## Work instruction:
Every line of the data that includes "title" should be copied out.

## Provided data:

----------

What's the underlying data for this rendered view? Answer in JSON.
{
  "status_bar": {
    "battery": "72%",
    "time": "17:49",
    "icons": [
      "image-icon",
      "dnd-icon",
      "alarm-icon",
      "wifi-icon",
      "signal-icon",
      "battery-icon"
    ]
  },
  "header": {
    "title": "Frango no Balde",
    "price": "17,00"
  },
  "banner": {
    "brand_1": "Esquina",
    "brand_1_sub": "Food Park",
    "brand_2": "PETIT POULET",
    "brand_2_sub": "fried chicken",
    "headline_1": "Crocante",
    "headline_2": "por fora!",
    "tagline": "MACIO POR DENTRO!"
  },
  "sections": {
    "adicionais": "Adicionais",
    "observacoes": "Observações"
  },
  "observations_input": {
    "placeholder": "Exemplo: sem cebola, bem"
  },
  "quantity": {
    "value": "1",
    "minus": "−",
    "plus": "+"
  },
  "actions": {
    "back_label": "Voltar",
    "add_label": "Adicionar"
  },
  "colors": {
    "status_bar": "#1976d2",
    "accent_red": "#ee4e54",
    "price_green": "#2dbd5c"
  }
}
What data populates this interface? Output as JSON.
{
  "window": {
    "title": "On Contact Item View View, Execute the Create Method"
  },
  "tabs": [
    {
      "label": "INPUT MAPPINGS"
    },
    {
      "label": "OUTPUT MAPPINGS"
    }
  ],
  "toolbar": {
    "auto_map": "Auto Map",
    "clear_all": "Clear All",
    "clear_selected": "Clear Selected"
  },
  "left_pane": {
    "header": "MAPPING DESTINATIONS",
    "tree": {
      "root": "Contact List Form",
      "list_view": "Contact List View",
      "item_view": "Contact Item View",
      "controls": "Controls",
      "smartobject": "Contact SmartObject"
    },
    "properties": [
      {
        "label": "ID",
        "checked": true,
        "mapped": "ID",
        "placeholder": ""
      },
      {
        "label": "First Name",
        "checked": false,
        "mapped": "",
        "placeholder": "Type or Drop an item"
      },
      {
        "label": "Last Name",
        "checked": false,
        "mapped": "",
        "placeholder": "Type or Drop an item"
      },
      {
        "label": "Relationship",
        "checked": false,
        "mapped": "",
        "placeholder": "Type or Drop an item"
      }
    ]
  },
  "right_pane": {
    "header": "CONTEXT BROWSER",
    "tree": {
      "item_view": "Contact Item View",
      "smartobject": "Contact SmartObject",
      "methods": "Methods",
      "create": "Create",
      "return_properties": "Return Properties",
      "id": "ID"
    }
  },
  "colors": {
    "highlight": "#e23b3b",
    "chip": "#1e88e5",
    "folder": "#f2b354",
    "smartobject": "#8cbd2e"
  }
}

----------

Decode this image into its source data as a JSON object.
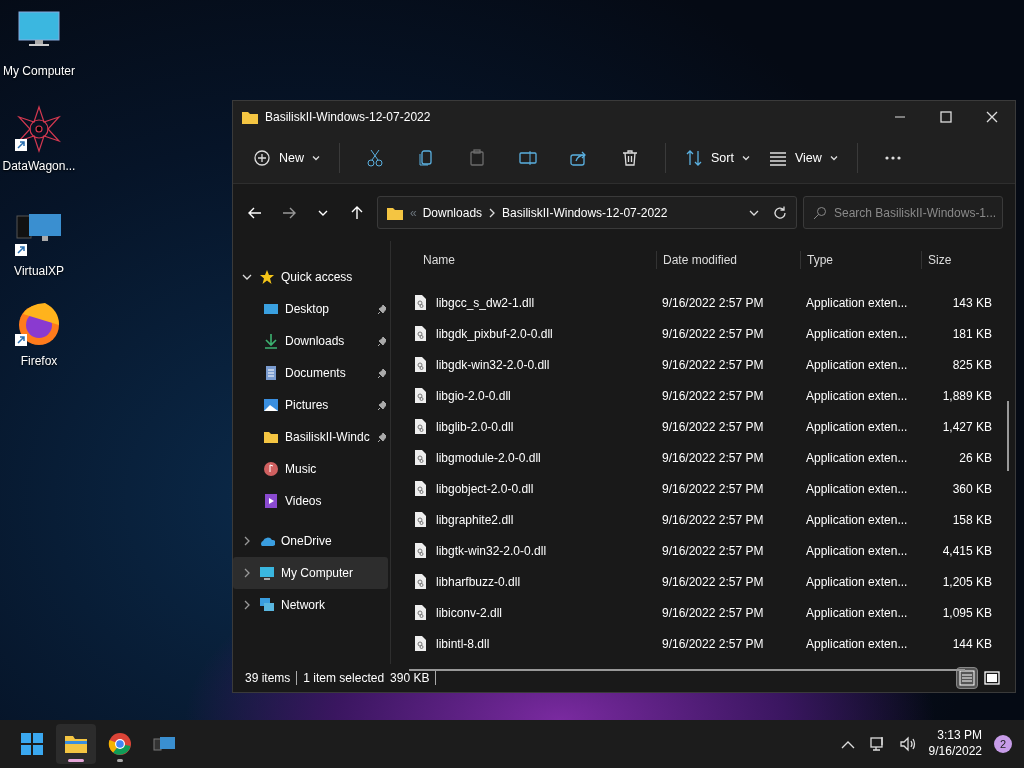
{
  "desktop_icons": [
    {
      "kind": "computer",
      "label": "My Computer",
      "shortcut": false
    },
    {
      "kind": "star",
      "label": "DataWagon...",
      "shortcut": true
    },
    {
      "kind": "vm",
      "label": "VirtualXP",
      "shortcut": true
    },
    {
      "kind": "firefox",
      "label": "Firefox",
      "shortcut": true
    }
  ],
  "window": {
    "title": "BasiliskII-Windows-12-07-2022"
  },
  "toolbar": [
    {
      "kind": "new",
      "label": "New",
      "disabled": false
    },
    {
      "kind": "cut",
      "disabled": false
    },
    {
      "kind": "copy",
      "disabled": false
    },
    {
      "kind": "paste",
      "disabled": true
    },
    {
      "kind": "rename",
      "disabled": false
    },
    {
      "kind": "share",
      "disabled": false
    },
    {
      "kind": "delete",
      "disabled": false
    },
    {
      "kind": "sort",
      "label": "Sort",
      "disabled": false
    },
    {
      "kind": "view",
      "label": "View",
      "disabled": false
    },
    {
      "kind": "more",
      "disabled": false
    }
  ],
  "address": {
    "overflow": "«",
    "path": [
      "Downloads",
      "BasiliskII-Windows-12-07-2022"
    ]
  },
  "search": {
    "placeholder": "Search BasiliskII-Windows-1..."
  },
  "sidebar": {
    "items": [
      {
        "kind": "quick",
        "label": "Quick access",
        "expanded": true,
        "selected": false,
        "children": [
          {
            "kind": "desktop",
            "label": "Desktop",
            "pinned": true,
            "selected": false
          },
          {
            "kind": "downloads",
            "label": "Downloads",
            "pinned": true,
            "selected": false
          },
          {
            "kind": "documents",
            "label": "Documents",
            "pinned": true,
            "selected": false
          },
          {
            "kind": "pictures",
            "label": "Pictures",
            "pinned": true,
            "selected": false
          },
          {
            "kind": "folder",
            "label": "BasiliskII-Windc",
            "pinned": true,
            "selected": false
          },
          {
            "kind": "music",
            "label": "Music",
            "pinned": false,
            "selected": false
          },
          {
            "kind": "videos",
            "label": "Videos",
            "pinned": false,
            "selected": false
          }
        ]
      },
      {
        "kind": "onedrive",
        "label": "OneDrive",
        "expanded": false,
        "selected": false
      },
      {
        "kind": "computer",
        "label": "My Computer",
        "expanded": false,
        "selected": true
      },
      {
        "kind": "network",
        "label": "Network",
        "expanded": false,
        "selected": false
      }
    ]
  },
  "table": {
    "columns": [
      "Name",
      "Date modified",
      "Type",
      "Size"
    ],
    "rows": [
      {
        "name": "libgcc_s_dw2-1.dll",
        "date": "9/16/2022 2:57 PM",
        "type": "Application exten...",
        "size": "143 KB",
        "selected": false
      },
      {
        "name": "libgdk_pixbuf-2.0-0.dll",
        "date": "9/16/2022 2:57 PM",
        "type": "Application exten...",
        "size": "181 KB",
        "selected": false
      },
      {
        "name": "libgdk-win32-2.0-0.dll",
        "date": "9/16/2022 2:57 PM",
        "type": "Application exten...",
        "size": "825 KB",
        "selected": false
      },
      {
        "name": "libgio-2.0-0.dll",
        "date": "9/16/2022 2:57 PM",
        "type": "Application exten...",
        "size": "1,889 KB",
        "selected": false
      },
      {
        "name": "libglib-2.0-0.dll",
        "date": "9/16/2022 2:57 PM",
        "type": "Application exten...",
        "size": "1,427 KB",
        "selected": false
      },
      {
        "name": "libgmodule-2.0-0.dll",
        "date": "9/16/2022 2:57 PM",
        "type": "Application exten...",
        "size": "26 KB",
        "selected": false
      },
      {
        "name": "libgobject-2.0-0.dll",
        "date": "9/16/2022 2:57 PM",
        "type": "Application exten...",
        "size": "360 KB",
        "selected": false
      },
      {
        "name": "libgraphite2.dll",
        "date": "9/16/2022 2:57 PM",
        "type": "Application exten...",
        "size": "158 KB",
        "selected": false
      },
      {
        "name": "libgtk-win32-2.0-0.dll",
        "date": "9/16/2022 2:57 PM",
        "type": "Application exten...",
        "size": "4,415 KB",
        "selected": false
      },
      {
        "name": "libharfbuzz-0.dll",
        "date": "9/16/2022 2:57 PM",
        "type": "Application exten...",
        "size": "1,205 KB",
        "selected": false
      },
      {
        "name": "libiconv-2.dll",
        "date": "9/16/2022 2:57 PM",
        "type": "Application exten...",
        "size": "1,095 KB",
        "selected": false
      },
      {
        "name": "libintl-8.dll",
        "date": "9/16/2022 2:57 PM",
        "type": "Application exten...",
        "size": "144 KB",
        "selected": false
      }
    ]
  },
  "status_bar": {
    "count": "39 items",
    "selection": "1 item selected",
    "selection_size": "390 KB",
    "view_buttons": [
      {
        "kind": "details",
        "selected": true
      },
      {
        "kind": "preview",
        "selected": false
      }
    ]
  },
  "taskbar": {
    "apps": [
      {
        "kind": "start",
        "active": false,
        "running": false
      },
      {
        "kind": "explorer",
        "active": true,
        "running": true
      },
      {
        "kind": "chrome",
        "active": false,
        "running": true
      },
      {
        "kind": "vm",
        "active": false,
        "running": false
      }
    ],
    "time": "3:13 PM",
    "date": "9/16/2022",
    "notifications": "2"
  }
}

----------

## Your response:
    "title": "Frango no Balde",
    "title": "On Contact Item View View, Execute the Create Method"
    "title": "BasiliskII-Windows-12-07-2022"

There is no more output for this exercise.